July 20:San Mateo County
Rockaway Beach to Francis State Beach. 16.8 miles

Marilynn Mariano is again our leader and today we are joined by Julie Groves from Los Gatos. The day begins with an ascent and descent over the ridge between Rockaway Beach and Linda Mar. Our route is a very new wheel-chair trail with many switch-backs and therefore very little grade.

We walk through the neighborhoods of Linda Mar and begin to follow the new approach route for the to-be-realigned Highway One. The Devil’s Slide area of the highway will someday be replaced by a tunnel through Montara Mountain, and the old route will become part of the coastal trail.

We walk up the old route for the coastal highway, so again the grade for us is easy. It is an absolutely glorious day – we can see back to Mt. Tamalpais to the north and from the summit ahead over entire Half Moon Bay region. The trail takes us down to the north end of Montara Beach, where we take our lunch. This beach is of coarse sand of a yellow sandstone color. The water in the breaking waves is light blue. The total effect is tropical. While we eat we can watch the many surfers who are catching the waves in front of us. After lunch it is a short walk up to the Coastal Affair Coffee shop and another break for our coffees to be individually brewed. For a day with a high total mileage, it seemed that we were always taking a break for one reason or another.

Then it is on to Moss Beach and a walk past the Fitzgerald Marine Reserve and also past the Moss Beach Distillery, once a restaurant called Frank’s Place and, if the sign is to be believed, a spot where whiskey was smuggled onto the coast during prohibition. Prohibition having ended, the current business seemed to be thriving.

Then it was on to Princeton, a little town caught half way between the old fishing and fishing service ways and the new ways of tourism. There we met Jerry Wetle from Moss Landing, sometimes the captain of his own boat and now mate to his friend on the “Lady J”. The “Lady J” fishes for squid, and Jerry described the process and some of the rules: she is limited to 40 tons a day, which seems a lot, but she has to travel back to Moss Landing to unload her catch.

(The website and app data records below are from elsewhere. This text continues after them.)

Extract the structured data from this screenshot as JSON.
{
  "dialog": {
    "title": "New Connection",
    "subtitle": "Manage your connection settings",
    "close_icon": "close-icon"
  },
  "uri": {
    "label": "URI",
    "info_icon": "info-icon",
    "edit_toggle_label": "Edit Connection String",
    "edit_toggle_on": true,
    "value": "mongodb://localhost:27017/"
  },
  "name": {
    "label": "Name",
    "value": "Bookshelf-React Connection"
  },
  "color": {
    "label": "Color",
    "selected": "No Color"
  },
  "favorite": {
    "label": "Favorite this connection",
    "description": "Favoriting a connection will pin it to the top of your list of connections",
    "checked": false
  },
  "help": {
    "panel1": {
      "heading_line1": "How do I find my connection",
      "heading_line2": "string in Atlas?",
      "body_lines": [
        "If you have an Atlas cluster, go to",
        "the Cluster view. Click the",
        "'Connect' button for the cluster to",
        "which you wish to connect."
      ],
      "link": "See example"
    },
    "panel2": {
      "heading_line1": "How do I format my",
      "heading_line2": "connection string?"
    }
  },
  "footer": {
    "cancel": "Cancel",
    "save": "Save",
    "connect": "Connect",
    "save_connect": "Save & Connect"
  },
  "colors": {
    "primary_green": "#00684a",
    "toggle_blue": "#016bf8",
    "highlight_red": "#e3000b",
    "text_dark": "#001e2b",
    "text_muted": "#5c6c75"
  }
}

After Princeton, it was beach walking on fairly firm sand the rest of the way. It being Sunday afternoon and a wonderful day, the beach was being well used. The people on the beach were concentrated wherever there was access. Even with the crowds there was plenty of room on the beach; the parking lots are the limiting factor here. It is a little sad to walk along, knowing that our destination is a long ways away, and all the people we saw were already at theirs.

Julie, our day hiker, set a good example all day for handout distribution. We have an explanatory leaflet that we are supposed to give to the folks that we meet along the way – it tells a bit about our mission and how one can contact Coastwalk or view this website. It seemed as if Julie tried to give away all of our handouts in one day.

Finally, this was written at the end of an extension cord coming out of the bathroom at Francis State Beach. During the course of the writing, I got to chat with Mike McCann from Seattle who is bicycling from Whistler, B.C. to Ensenada and who had heard about our hike from others. We talked of the perils of using Highway One as a foot or bike path. He is attempting to raise funds for the Pediatric Brain Tumor Foundation and can be contacted through his website (Jon Breyfogle; photos, Linda Hanes)